Cronin had observed the venues as a medical inspector of mines and later as a doctor in Harley Street. The book promoted still controversial ideas about medical ethics and helped to inspire the National Health Service. Finlay's Casebook , revived many years later. Cronin often wrote of young men from similarly mixed backgrounds. His paternal grandparents had emigrated from County Armagh , Ireland, and become glass and china merchants in Alexandria. Owen Cronin, his grandfather, had had his surname changed from Cronague in
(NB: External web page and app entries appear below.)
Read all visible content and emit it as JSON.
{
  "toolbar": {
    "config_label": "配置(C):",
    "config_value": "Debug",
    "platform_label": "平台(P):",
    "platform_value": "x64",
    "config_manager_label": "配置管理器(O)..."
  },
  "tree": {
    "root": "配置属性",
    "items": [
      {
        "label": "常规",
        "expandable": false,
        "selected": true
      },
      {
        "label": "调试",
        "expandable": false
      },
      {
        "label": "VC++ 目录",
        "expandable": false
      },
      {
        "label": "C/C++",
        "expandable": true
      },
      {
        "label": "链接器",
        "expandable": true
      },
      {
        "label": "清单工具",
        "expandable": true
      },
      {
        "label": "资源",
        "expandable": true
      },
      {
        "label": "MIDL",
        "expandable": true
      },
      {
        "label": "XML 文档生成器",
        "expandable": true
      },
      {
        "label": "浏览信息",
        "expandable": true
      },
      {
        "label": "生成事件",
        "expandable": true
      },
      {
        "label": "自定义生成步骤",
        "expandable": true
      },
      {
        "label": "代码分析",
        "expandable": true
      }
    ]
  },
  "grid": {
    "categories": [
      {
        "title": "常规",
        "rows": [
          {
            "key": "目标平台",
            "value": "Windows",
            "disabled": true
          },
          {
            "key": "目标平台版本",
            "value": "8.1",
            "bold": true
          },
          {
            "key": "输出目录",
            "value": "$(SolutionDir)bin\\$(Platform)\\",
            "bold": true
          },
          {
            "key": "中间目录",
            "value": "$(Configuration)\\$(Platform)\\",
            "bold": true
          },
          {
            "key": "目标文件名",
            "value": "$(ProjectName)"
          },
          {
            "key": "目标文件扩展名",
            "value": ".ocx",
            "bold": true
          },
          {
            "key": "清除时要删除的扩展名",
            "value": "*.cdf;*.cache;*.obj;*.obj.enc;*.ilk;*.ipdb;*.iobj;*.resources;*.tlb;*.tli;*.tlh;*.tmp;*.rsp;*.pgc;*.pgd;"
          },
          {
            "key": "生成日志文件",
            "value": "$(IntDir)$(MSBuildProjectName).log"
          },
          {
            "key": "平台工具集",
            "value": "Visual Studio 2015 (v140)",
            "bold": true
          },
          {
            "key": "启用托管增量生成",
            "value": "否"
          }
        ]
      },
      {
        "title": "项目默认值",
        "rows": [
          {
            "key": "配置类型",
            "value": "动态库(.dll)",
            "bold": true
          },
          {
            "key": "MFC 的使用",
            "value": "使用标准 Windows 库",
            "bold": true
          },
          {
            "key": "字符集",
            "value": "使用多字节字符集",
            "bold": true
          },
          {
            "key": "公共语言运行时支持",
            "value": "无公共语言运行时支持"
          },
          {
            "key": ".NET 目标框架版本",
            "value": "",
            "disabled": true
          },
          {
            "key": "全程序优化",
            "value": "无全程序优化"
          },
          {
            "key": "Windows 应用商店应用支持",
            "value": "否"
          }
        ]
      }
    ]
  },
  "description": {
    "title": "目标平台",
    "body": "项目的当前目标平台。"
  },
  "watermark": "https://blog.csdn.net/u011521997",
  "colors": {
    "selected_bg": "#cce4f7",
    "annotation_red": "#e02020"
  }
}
Over the centuries many novels, short stories and poems have been written about doctors: their interaction with those who are ill, and with the communities they serve to improve overall health. Some of these books reflect the high standards and quality of the medical profession while others show doctors in a different, less favourable light. On the present occasion the re-reading was more holistic and I was searching for broader messages in the text. First, the work of the doctor in a poor community and how his work is transformed as the doctor moves to London and private practice.